There is also no reference in the roadmap to the requirement for stability in India’s immediate neighbourhood. Perhaps, this suggests a divergence of perspectives on the Afghanistan-Pakistan region after the withdrawal of US/NATO forces in less than four months? If so, this is likely to re-emerge as a major challenge in advancing bilateral defence and security cooperation. The UK’s ongoing efforts at facilitating ties with Pakistan in order to seek stability in Afghanistan appear to India as enabling the Afghan Taliban to return to power in Afghanistan alongside greater Pakistani influence; India remains the only major power in Afghanistan’s neighbourhood that has not, yet, recognised the Taliban. Both India and the UK urgently need to raise their level of consultation on Afghanistan.
It must be recognised that the bolstering of defence and security ties does not take place in a vacuum. Among the European Union (EU) countries, France, Germany and the Netherlands have ‘full-fledged’ policies towards the Indo-Pacific, which the UK still lacks. India already has defence logistics MoUs with the US, Australia, Japan, France, South Korea and Singapore. The first EU-India maritime security dialogue took place virtually in January 2021. And, the UK is India’s fifth ‘comprehensive strategic partner’ after Australia, Indonesia, Vietnam and the UAE.
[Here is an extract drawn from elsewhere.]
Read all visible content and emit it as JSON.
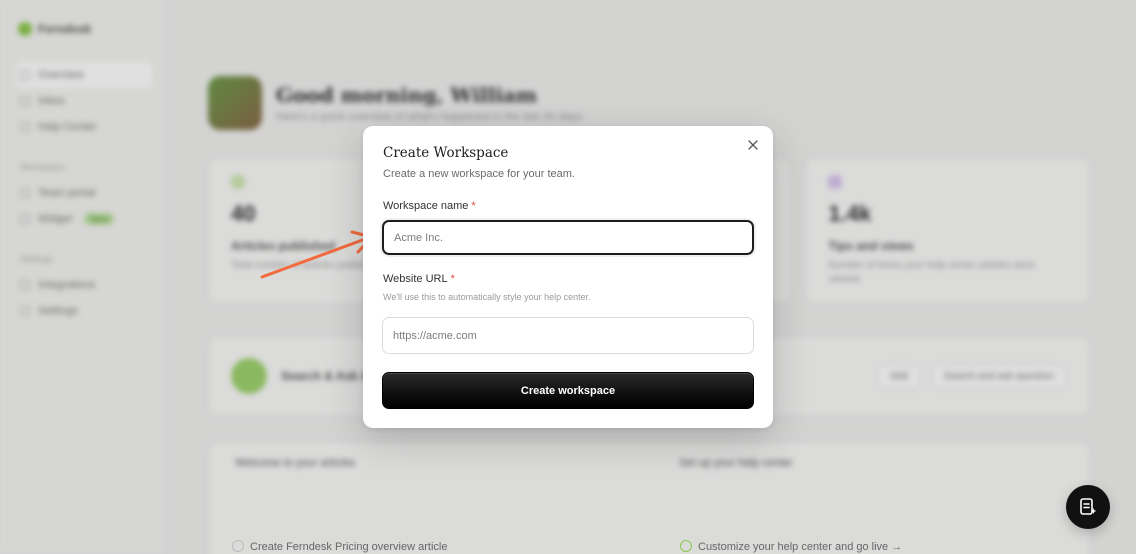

Finally, both India and the UK need to ensure visible and high-profile implementation on defence and security cooperation within the next 12-18 months, after which the political momentum in India will be lost in preparations for its next general elections in the summer of 2024. An important benchmark will be the visit of India’s cabinet-rank defence minister to the UK within the next 12 months, to mark the first such visit in 20 years.